Wendy Willis is Founder and Director of Oregon’s Kitchen Table, a statewide civic engagement program of the National Policy Consensus Center in the Hatfield School of Government at Portland State University. Wendy also serves as the Executive Director of the Deliberative Democracy Consortium, a global alliance of leading scholars and organizations working in the fields of deliberative democracy, public participation, and civic engagement. She serves on the Boards of the National Coalition for Dialogue and Deliberation, The National Civic League, and Tavern Books. Wendy is also a widely published poet and essayist, writing frequently about American democracy and civic life. Her most recent book of essays, was released by Counterpoint Press in February 2019. Her most recent book of poems, A Long Late Pledge, won the Dorothy Brunsman Poetry Prize and was a 2019 finalist for the Oregon Book Award. Wendy has served as a federal public defender and as the law clerk to Chief Justice Wallace P. Carson, Jr. of the Oregon Supreme Court.

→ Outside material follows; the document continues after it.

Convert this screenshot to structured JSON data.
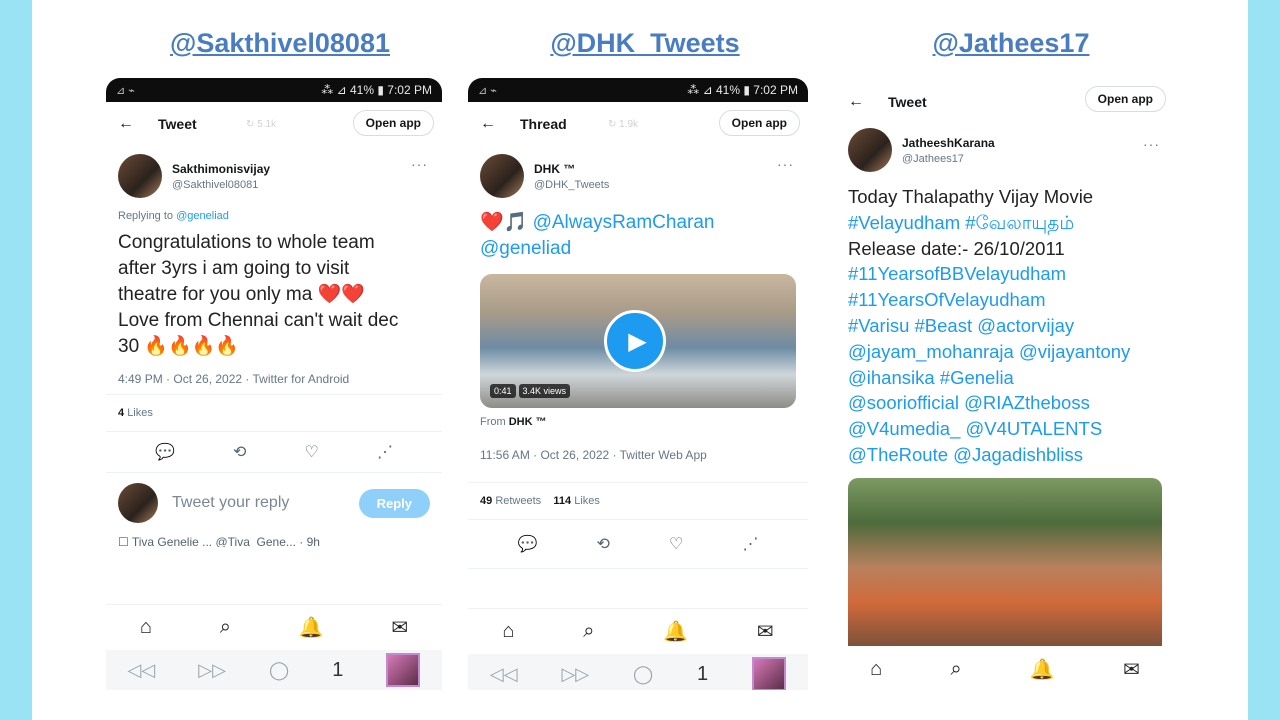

"This is a wide-ranging book that provides important information for anyone hoping to utilize the concepts of collaborative governance. The book is very timely as we find ourselves increasingly facing challenges to legal authority and political legitimacy in a backdrop characterized by disparities in wealth, serious questions surrounding racial justice and equality for all, and the looming dangers of climate change. The text is particularly useful in providing concrete advice for keeping the process of multi-party decision making on track once actual people get involved and introduce the types of challenges that inevitably arise in collaborative efforts."
Eric Henson, Harvard University, USA
"Collaborative Governance is a must read for students, practitioners and academics who are interested in the art and science of creating and sustaining collective agreements both within and outside formal structures of political authority. Unlike many popular books grounded in psychological techniques for resolving conflicts, this book draws from political science and sociology to identify the social and institutional conditions that need to be in place to create agreements that last. The book provides a pathway for addressing intractable an wicked community problems."
Douglas Morgan, Portland State University, USA